Peer Reviewed Journal Articles
“The Universal King? Memory, Globalization, and Martin Luther King, Jr.,” Sociological Inquiry, Volume 88, Issue 1, February 2018
“The moral glocalization of sport: Local meanings of football in Chota Valley, Ecuador,” International Review for the Sociology of Sport, March 2, 2015 (published ahead of print)
“The glocalization of time and space: Soccer and meaning in Chota valley, Ecuador,” International Sociology,  vol. 28 no. 4 373-390. 2013.

Laura Milanes

Laura Milanes (Laura M. Milanes-Reyes) received her Ph.D. from the Department of Sociology at University at Albany, State University of New York. She was awarded a Fulbright grant to complete a M.A. in Sociology from the University at Albany after earning a B.Sc. in Industrial Engineering from University of the Andes (Colombia).

Her research addresses meaning-making about the economic sphere, using the insights of cultural and economic sociology. Her dissertation examined the media’s construction of The Great Recession and the 1998 crisis in Colombia. This project compared the civic logics in the U.S., part of the Global North, to those found in Colombia, a country of the Global South.
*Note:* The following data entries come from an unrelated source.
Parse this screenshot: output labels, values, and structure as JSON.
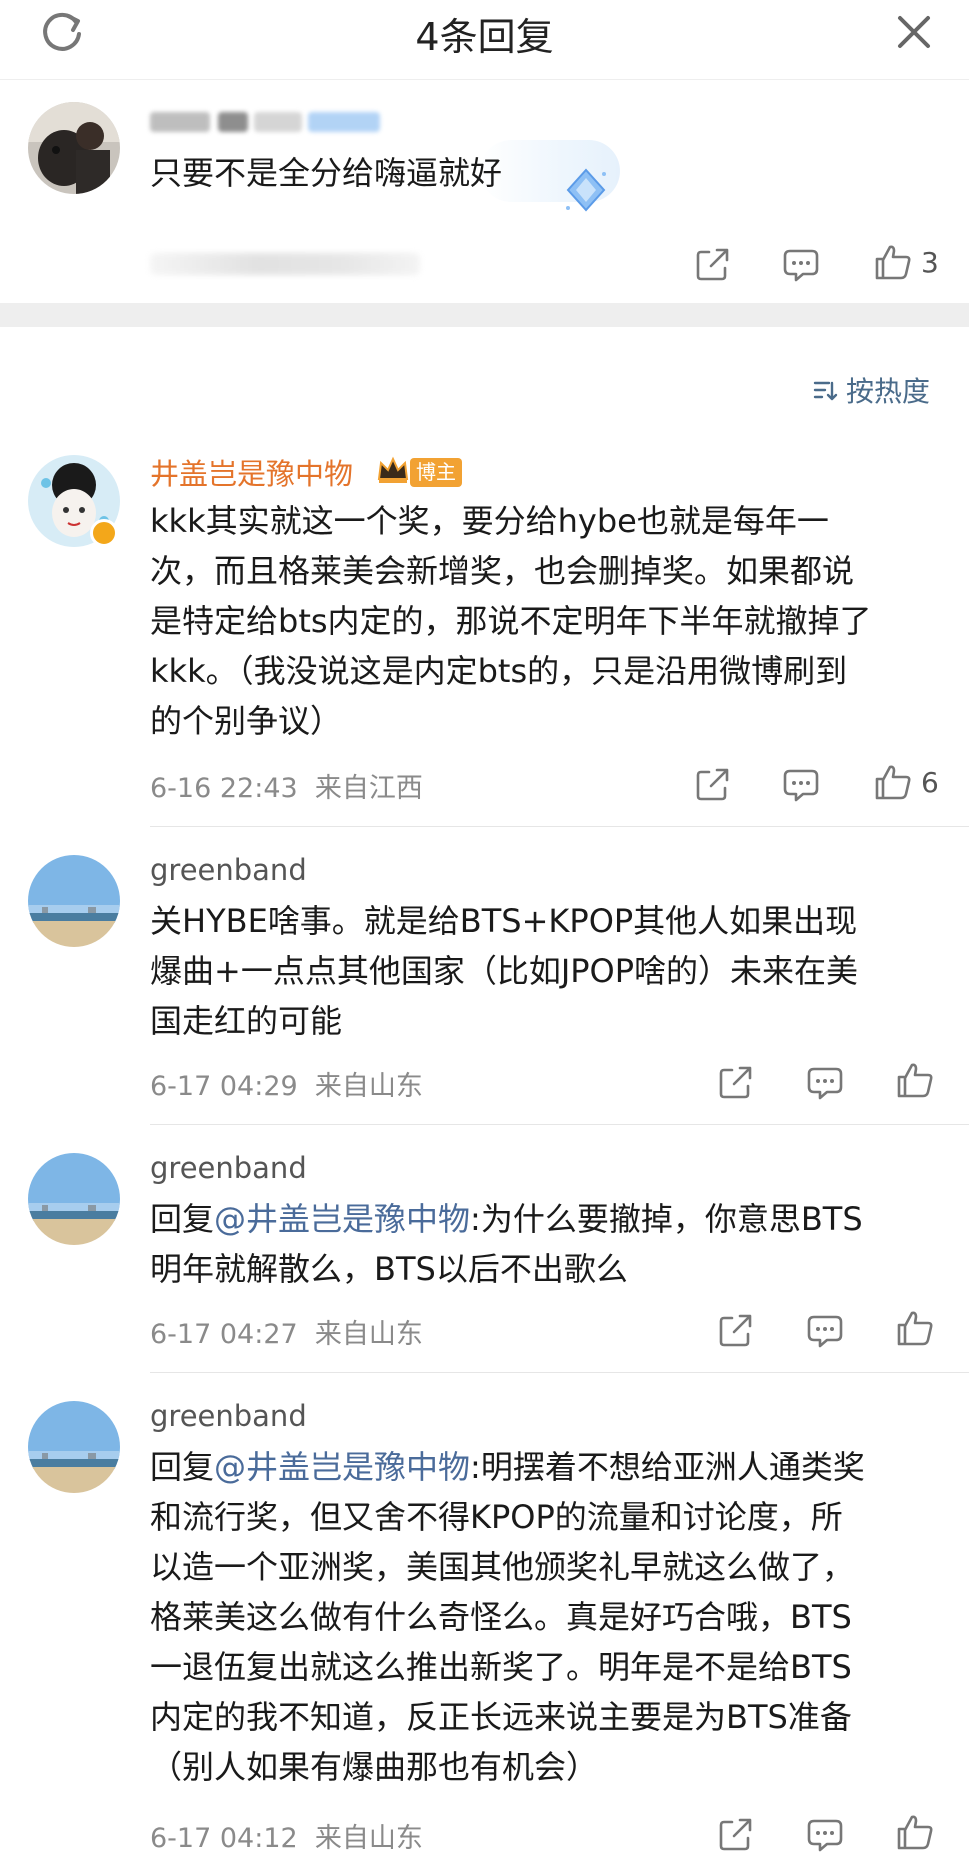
{
  "header": {
    "title": "4条回复"
  },
  "parent_comment": {
    "text": "只要不是全分给嗨逼就好",
    "like_count": "3"
  },
  "sort": {
    "label": "按热度"
  },
  "replies": [
    {
      "author": "井盖岂是豫中物",
      "badge": "博主",
      "text_lines": [
        "kkk其实就这一个奖，要分给hybe也就是每年一",
        "次，而且格莱美会新增奖，也会删掉奖。如果都说",
        "是特定给bts内定的，那说不定明年下半年就撤掉了",
        "kkk。（我没说这是内定bts的，只是沿用微博刷到",
        "的个别争议）"
      ],
      "time": "6-16 22:43",
      "location": "来自江西",
      "like_count": "6"
    },
    {
      "author": "greenband",
      "text_lines": [
        "关HYBE啥事。就是给BTS+KPOP其他人如果出现",
        "爆曲+一点点其他国家（比如JPOP啥的）未来在美",
        "国走红的可能"
      ],
      "time": "6-17 04:29",
      "location": "来自山东"
    },
    {
      "author": "greenband",
      "reply_prefix": "回复",
      "mention": "@井盖岂是豫中物",
      "text_first": ":为什么要撤掉，你意思BTS",
      "text_lines": [
        "明年就解散么，BTS以后不出歌么"
      ],
      "time": "6-17 04:27",
      "location": "来自山东"
    },
    {
      "author": "greenband",
      "reply_prefix": "回复",
      "mention": "@井盖岂是豫中物",
      "text_first": ":明摆着不想给亚洲人通类奖",
      "text_lines": [
        "和流行奖，但又舍不得KPOP的流量和讨论度，所",
        "以造一个亚洲奖，美国其他颁奖礼早就这么做了，",
        "格莱美这么做有什么奇怪么。真是好巧合哦，BTS",
        "一退伍复出就这么推出新奖了。明年是不是给BTS",
        "内定的我不知道，反正长远来说主要是为BTS准备",
        "（别人如果有爆曲那也有机会）"
      ],
      "time": "6-17 04:12",
      "location": "来自山东"
    }
  ]
}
It also examined the prevalence of civic logics versus other institutional logics in the media coverage of these crises.

Laura co-authored with Elizabeth Popp Berman “The Politicization of Knowledge Claims: The ‘Laffer Curve’ in the U.S. Congress” (Qualitative Sociology, 2013) and has also undertaken a project examining CEO personal profiles in two media outlets. (Previous CCS Predoctoral Fellow, 2014 - 2017)